On the economic front, The Australian Bureau of Statistics said that the jobless rate in Australia came in at a seasonally adjusted 5.6 percent in June. That was in line with expectations and unchanged from the May reading following an upward revision from 5.5 percent.
The Australian economy added 14,000 jobs in June to 12,166,900. That was shy of expectations for 15,000 following the downwardly revised 38,000 in the previous month.
In the currency market, the Australian dollar made gains against the U.S. dollar, aided by a recovery in iron ore and oil prices. In early trades Thursday, the local unit was trading at US$0.7956, up from US$0.7922 on Wednesday.
The Japanese market is rising following the positive cues overnight from Wall Street and as investors awaited the Bank of Japan’s interest rate decision due later in the day.
In late-morning trades, the benchmark Nikkei 225 Index is up 85.62 points or 0.43 percent to 20,106.48, slightly off a high of 20,108.13 earlier.
The major exporters are modestly higher despite a stronger yen. Canon is up 0.3 percent, Panasonic is adding 0.5 percent and Sony is higher by almost 1 percent, while Toshiba is losing almost 2 percent.
Among automakers, Toyota is up 0.4 percent, while Honda is losing 0.1 percent. In the banking sector, Mitsubishi UFJ Financial is edging up less than 0.1 percent and Sumitomo Mitsui Financial is declining almost 1 percent.

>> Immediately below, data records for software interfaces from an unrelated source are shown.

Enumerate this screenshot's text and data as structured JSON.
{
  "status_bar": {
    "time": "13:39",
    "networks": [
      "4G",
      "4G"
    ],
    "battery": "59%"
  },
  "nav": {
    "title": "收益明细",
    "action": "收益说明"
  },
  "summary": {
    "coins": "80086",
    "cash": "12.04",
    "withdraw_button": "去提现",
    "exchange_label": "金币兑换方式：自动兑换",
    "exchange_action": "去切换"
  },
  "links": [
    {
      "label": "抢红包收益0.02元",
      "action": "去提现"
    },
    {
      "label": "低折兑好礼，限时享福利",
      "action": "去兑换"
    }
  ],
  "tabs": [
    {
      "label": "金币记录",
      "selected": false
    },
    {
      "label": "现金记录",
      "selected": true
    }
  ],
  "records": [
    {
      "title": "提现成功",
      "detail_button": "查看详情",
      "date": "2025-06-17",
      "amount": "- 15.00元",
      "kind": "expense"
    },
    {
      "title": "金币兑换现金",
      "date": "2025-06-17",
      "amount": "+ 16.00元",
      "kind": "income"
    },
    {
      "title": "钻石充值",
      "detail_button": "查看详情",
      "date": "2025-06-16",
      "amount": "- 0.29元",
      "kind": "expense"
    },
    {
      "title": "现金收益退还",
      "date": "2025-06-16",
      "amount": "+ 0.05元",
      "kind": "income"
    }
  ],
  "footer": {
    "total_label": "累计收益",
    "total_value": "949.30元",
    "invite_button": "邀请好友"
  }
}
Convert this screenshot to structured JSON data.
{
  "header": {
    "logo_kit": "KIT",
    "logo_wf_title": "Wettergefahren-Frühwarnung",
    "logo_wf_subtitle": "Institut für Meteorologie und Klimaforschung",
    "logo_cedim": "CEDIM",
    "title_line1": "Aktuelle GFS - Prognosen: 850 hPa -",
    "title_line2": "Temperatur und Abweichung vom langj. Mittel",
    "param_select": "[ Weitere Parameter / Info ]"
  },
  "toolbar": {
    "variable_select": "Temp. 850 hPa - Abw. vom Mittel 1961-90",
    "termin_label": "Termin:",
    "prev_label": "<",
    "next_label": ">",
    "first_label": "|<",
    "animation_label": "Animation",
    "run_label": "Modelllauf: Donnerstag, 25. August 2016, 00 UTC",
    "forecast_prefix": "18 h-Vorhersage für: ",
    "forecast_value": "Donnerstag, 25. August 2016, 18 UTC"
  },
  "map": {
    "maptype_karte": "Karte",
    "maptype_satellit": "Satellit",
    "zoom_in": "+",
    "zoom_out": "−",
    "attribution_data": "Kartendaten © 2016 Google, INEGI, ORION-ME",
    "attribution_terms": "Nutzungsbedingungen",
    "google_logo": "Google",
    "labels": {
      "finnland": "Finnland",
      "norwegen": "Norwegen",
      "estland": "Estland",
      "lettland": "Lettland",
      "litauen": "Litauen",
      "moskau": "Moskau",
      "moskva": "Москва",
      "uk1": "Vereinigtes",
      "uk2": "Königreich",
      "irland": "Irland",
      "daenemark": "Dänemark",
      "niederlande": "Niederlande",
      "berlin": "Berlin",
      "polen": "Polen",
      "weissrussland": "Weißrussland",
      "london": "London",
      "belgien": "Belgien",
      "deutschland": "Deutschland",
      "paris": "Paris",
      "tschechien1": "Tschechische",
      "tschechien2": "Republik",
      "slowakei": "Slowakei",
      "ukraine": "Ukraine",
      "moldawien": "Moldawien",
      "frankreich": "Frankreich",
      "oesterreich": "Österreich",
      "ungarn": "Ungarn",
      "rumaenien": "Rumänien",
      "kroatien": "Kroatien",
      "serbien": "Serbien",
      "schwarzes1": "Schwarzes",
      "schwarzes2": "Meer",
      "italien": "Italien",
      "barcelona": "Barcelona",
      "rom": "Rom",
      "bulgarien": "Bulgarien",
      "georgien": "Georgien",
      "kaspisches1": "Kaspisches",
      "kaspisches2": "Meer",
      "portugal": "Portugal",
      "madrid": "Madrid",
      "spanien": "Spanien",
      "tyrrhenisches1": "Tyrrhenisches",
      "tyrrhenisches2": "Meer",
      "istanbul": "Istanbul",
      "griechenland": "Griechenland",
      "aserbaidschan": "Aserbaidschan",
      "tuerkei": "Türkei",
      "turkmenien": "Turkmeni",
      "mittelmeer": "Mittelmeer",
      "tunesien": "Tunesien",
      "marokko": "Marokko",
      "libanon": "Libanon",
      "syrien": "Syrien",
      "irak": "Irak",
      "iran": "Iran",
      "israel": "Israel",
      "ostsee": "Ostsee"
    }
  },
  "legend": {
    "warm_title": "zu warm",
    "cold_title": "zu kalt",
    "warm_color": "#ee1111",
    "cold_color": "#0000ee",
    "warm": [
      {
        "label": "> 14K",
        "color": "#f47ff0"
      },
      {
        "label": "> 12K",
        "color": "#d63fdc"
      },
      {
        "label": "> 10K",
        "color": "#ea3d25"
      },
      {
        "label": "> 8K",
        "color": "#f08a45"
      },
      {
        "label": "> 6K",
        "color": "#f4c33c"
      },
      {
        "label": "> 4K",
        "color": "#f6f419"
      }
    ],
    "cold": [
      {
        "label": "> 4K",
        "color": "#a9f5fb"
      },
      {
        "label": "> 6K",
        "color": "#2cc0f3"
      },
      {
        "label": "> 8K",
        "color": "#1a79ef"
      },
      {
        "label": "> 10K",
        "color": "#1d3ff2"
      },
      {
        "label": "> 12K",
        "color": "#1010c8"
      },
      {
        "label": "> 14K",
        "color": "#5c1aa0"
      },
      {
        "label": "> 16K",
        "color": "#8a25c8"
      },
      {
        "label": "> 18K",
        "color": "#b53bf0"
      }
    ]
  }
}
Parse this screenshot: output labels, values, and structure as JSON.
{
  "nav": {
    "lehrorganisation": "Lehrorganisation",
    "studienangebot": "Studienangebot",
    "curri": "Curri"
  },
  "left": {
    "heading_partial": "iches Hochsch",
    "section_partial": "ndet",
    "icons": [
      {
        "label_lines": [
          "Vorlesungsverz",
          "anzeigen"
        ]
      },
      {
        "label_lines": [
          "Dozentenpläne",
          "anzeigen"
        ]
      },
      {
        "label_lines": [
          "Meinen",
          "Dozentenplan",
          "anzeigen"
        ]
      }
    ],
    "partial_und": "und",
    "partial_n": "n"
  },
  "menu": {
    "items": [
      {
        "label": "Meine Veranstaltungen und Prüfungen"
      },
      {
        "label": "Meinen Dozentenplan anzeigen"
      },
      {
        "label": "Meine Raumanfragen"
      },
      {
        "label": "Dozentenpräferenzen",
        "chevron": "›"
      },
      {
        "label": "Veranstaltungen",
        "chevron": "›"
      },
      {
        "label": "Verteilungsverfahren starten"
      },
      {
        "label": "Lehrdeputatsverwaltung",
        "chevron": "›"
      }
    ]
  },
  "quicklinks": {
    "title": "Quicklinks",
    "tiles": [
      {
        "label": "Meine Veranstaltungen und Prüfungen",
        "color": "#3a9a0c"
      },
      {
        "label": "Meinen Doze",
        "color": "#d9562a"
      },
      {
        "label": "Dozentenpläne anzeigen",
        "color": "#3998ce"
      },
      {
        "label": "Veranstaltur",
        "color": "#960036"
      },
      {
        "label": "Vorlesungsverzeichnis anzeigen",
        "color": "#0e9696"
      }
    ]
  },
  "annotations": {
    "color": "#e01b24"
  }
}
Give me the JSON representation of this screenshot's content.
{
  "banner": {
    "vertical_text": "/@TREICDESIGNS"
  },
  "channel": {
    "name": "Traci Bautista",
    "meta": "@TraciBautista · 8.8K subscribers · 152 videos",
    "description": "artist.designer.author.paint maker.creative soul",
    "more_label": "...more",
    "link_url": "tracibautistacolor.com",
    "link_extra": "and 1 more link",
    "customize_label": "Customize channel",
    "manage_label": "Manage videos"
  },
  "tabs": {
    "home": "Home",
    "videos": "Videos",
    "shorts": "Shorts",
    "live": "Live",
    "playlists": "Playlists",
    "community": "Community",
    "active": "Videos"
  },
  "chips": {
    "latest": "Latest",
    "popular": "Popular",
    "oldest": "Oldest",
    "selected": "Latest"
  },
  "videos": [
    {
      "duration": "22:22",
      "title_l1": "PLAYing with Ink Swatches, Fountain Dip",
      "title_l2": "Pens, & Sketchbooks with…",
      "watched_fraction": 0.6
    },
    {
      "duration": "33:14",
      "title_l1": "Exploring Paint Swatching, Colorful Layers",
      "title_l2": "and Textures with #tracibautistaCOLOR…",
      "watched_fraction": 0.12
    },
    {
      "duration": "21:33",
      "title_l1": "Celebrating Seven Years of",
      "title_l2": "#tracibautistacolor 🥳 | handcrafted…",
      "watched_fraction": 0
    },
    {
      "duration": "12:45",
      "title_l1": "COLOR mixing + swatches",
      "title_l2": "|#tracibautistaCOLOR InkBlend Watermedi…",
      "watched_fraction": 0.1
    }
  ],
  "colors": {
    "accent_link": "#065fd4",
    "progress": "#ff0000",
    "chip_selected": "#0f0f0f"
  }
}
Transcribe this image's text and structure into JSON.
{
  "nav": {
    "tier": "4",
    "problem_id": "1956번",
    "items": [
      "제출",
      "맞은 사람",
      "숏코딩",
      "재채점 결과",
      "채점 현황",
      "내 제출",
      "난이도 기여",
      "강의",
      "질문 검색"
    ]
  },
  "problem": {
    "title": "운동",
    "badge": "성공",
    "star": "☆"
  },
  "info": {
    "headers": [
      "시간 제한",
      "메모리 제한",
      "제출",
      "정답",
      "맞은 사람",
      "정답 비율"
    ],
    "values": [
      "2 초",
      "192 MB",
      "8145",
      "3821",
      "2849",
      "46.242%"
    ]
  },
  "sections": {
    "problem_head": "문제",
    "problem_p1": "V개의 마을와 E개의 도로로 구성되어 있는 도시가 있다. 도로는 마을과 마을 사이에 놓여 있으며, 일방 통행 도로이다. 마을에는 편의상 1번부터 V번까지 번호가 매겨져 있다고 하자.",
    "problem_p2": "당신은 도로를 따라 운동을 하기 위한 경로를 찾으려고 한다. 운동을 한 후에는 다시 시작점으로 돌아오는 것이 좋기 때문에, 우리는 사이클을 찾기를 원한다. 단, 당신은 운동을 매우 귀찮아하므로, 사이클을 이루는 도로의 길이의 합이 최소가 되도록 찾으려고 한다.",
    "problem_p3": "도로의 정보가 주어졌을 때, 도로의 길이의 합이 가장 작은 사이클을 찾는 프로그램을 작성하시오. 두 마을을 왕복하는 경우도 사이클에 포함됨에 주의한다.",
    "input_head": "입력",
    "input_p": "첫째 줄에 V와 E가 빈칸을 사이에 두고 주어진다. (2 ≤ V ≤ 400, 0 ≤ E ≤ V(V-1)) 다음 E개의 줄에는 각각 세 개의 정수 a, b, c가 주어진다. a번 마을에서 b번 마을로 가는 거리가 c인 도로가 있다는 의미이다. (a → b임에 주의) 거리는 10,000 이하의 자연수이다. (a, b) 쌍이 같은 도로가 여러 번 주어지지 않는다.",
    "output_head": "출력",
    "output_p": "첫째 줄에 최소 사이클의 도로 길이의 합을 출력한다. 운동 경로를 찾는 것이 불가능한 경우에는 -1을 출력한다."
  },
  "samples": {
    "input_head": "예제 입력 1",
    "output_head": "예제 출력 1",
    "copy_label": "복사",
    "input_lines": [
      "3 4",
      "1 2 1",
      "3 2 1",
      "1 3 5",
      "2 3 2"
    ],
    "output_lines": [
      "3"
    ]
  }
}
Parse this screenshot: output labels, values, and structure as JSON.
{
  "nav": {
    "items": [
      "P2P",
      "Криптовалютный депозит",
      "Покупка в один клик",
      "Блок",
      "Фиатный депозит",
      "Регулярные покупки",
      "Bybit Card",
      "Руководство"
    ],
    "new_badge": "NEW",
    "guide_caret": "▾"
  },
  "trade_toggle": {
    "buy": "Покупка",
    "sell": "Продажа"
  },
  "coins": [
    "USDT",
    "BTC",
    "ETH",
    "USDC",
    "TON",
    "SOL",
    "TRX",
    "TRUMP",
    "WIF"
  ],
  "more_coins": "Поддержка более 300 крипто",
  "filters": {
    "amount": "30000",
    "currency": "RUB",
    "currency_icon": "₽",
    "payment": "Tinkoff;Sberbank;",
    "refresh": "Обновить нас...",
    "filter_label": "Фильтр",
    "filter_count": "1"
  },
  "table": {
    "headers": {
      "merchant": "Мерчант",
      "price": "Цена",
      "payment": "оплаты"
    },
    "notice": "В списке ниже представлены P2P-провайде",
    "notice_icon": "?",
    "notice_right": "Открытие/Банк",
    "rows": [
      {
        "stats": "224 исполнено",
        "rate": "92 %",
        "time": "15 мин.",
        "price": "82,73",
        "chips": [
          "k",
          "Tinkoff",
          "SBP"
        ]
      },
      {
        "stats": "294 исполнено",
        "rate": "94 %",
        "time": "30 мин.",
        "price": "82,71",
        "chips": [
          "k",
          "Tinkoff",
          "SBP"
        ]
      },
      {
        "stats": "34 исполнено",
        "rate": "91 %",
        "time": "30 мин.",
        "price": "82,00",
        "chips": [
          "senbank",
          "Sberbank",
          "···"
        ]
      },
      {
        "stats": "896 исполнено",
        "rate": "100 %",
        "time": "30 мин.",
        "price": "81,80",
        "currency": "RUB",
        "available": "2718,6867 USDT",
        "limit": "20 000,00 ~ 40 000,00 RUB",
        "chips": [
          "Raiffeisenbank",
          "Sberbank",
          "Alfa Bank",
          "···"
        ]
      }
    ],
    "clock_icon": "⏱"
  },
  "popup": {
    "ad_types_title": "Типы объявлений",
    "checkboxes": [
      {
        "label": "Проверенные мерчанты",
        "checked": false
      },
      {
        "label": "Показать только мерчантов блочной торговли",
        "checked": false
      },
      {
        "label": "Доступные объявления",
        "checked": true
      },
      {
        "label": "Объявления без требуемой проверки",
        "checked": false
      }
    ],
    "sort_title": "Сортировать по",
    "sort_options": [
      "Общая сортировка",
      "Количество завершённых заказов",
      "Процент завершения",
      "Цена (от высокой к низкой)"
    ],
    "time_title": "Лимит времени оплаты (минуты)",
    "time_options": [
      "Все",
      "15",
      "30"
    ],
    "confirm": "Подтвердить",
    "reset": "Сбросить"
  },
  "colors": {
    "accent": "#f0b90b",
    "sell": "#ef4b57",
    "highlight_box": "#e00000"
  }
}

In the oil space, Inpex and Japan Petroleum are rising more than 1 percent each after crude oil prices extended gains overnight.
Among the other major gainers, Maruha Nichiro is rising more than 8 percent, Tokai Carbon is higher by 7 percent and TDK Corp is gaining almost 5 percent. On the flip side, DeNA Co. is losing more than 4 percent and Fast Retailing is down 2 percent.
In economic news, the Bank of Japan will wrap up its monetary policy meeting and then announce its decision on interest rates. The bank is widely expected to keep its benchmark lending rate unchanged at -0.1 percent, while also holding the 10-year yield target at flat.
The Ministry of Finance said Japan posted a merchandise trade surplus of 439.907 billion yen in June, down 35.9 percent on year. The headline figure was shy of expectations for a surplus of 488.0 billion yen, following the 204.2 billion yen deficit in May.
Exports were up 9.7 percent on year to 6.607 trillion yen, topping expectations for an increase of 9.5 percent. Imports climbed an annual 15.5 percent to 6.167 trillion yen versus forecasts for 14.4 percent.
In the currency market, the U.S. dollar is trading in the upper 111 yen-range on Thursday.
Elsewhere in Asia, Shanghai, South Korea, Indonesia and Hong Kong are also up with modest gains. Singapore, New Zealand, Taiwan and Malaysia are all lower.
On Wall Street, stocks closed higher on Wednesday as buying interest was generated in reaction to a report from the Commerce Department showing a bigger than expected rebound in housing starts in the month of June. Upbeat earnings news from financial giant Morgan Stanley also contributed to the strength on Wall Street.
The Dow rose 66.02 points or 0.3 percent to 21,640.75, the Nasdaq advanced 40.74 points or 0.6 percent to 6,385.04 and the S&P 500 climbed 13.22 points or 0.5 percent to 2,473.83.
The major European markets also moved to the upside on Wednesday. While the German DAX Index crept up by 0.2 percent, the U.K.’s FTSE 100 Index rose by 0.6 percent and the French CAC 40 Index advanced by 0.8 percent.
Crude oil futures rose Wednesday following the release of a report showing a bigger than expected weekly drop in U.S. crude oil inventories. WTI crude for August delivery climbed $0.66 or 1.4 percent to close at $47.06 a barrel on the New York Mercantile Exchange.